In 1989, Energizer introduced the first commercially available AAAA alkaline battery. This was a significant development, as AAAA batteries are now essential to many electronic devices. Before this innovation, batteries were either AA or AAA size. The introduction of the AAAA battery allowed for a more compact design for many devices, such as remote controls and digital cameras. In addition, AAAA batteries provide a higher power level than AAA batteries, making them ideal for use in high-drain devices. Today, AAAA batteries are an essential part of many households and businesses. Their availability has enabled a wide range of devices to be powered by a battery.

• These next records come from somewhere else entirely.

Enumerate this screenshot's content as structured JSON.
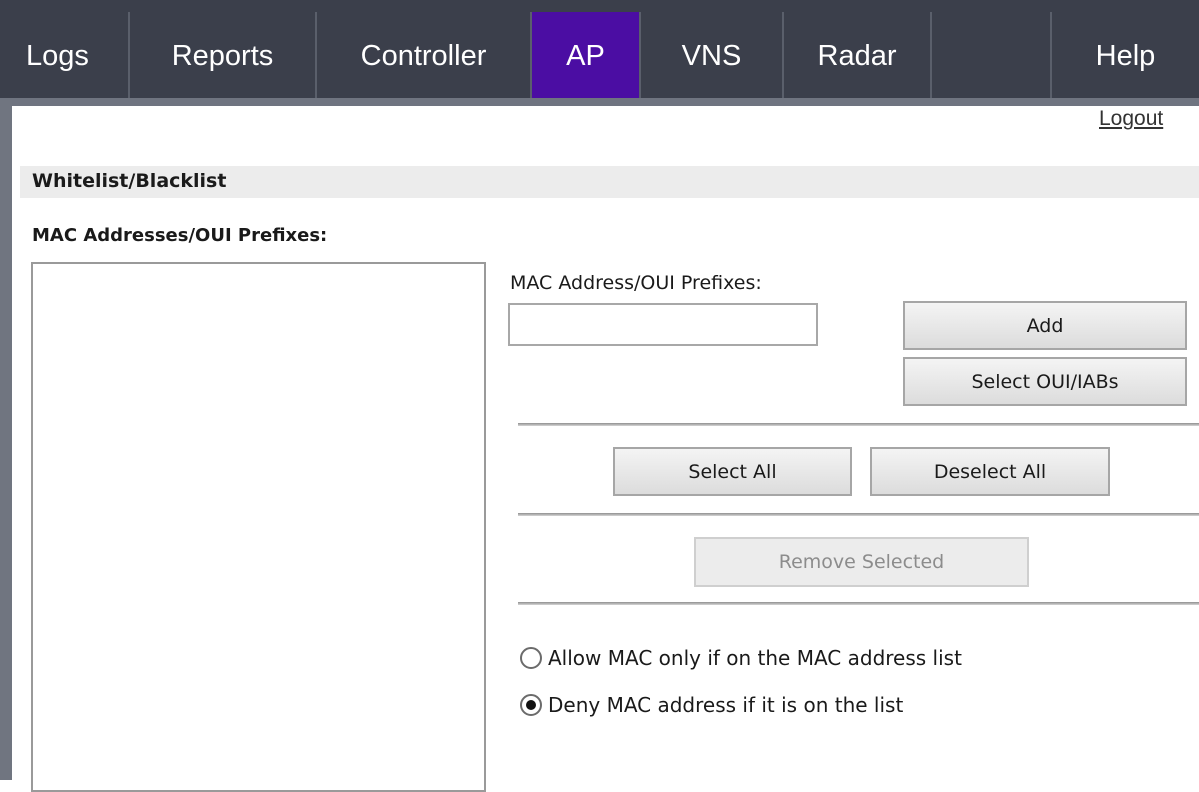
{
  "nav": {
    "tabs": [
      {
        "label": "Logs",
        "active": false
      },
      {
        "label": "Reports",
        "active": false
      },
      {
        "label": "Controller",
        "active": false
      },
      {
        "label": "AP",
        "active": true
      },
      {
        "label": "VNS",
        "active": false
      },
      {
        "label": "Radar",
        "active": false
      },
      {
        "label": "",
        "active": false
      },
      {
        "label": "Help",
        "active": false
      }
    ],
    "logout": "Logout"
  },
  "section": {
    "title": "Whitelist/Blacklist",
    "list_label": "MAC Addresses/OUI Prefixes:"
  },
  "form": {
    "field_label": "MAC Address/OUI Prefixes:",
    "input_value": "",
    "add_label": "Add",
    "select_oui_label": "Select OUI/IABs",
    "select_all_label": "Select All",
    "deselect_all_label": "Deselect All",
    "remove_selected_label": "Remove Selected"
  },
  "mode": {
    "options": [
      {
        "label": "Allow MAC only if on the MAC address list",
        "checked": false
      },
      {
        "label": "Deny MAC address if it is on the list",
        "checked": true
      }
    ]
  },
  "colors": {
    "nav_bg": "#3b3f4b",
    "active_tab": "#4b0da3"
  }
}
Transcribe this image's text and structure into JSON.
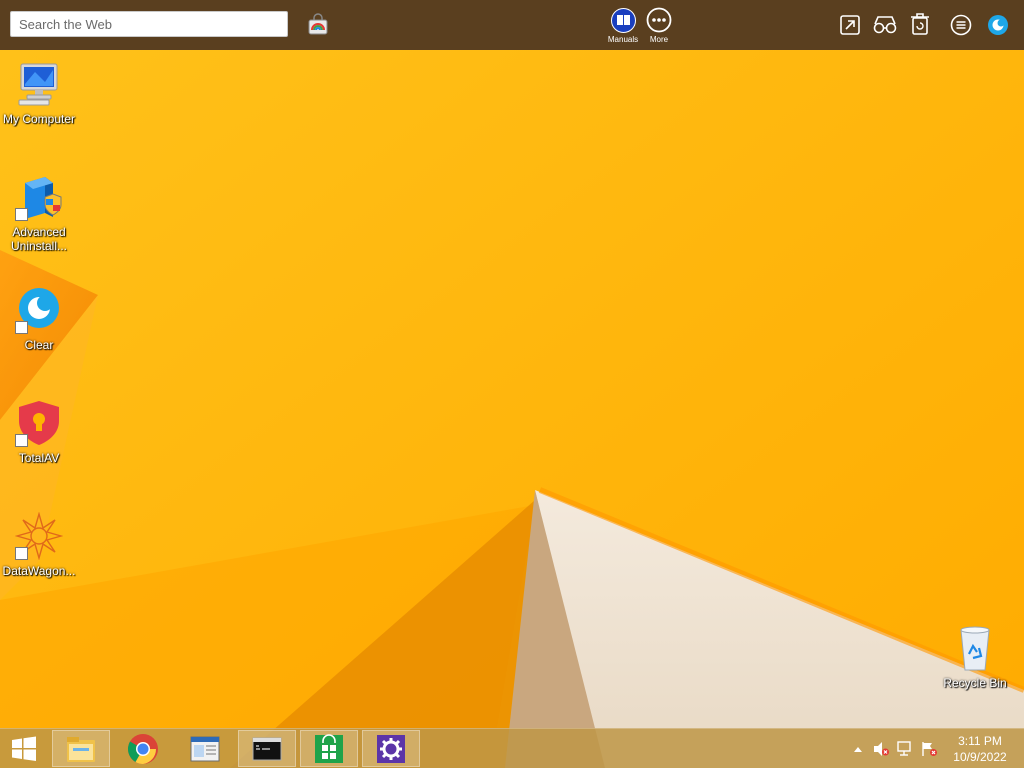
{
  "toolbar": {
    "search_placeholder": "Search the Web",
    "manuals_label": "Manuals",
    "more_label": "More"
  },
  "desktop": {
    "icons": [
      {
        "label": "My Computer",
        "icon": "my-computer-icon"
      },
      {
        "label": "Advanced\nUninstall...",
        "icon": "advanced-uninstaller-icon"
      },
      {
        "label": "Clear",
        "icon": "clear-icon"
      },
      {
        "label": "TotalAV",
        "icon": "totalav-icon"
      },
      {
        "label": "DataWagon...",
        "icon": "datawagon-icon"
      },
      {
        "label": "Recycle Bin",
        "icon": "recycle-bin-icon"
      }
    ]
  },
  "taskbar": {
    "clock": {
      "time": "3:11 PM",
      "date": "10/9/2022"
    },
    "apps": [
      "file-explorer",
      "chrome",
      "notepad-window",
      "command-prompt",
      "store",
      "settings"
    ]
  },
  "colors": {
    "wallpaper": "#ffb300",
    "toolbar": "#5a3f1f",
    "taskbar": "#be9646"
  }
}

Did cars have batteries 50 years ago?

A little over 50 years ago, most cars on the road had 6-volt electrical systems. This began to change in the 1950s, as larger cars and engines required more power. 12-volt batteries and systems became the norm, which has remained the standard ever since. Today, most cars have 12-volt electrical systems, though some luxury and high-performance vehicles have moved to even higher voltages. Thanks to advances in battery technology, today’s cars can start quickly and reliably in a wide range of conditions. Whether you’re dealing with a cold winter or a hot summer afternoon, your car’s battery will be up to the task. With so many choices on the market, it’s important to select the right battery for your needs.

When did 12-volt batteries come out?

In 1956, Ford, Lincoln, and Mercury began using a 12-volt battery, the BCI group size 29N. This was the first 12-volt battery offered by Ford. It was similar in height and width to the earlier six-volt Group 2N battery; however, it was 2 inches longer. Most Ford products, including Edsel, used the group 29N battery until 1961. The 12-volt battery became standard for cars in the 1960s as more and more accessories were added to vehicles that required a higher voltage to operate. Today, most cars come with a 12-volt battery as standard equipment.

In an increasingly reliant technology world, batteries are more important than ever. They help power our cell phones, laptops, and other devices, and they play a vital role in everything from hybrid cars to medical equipment. Many of the conveniences we take for granted without batteries would be impossible. Even though batteries have been around for centuries, they are still essential to our lives. As we develop new technologies, batteries will become even more important.

About the author, Phil Borges

Phil Borges is a battery aficionado. He's written extensively about batteries, and he loves nothing more than discussing the latest innovations in the industry. He has a deep understanding of how batteries work, and he's always on the lookout for new ways to improve their performance.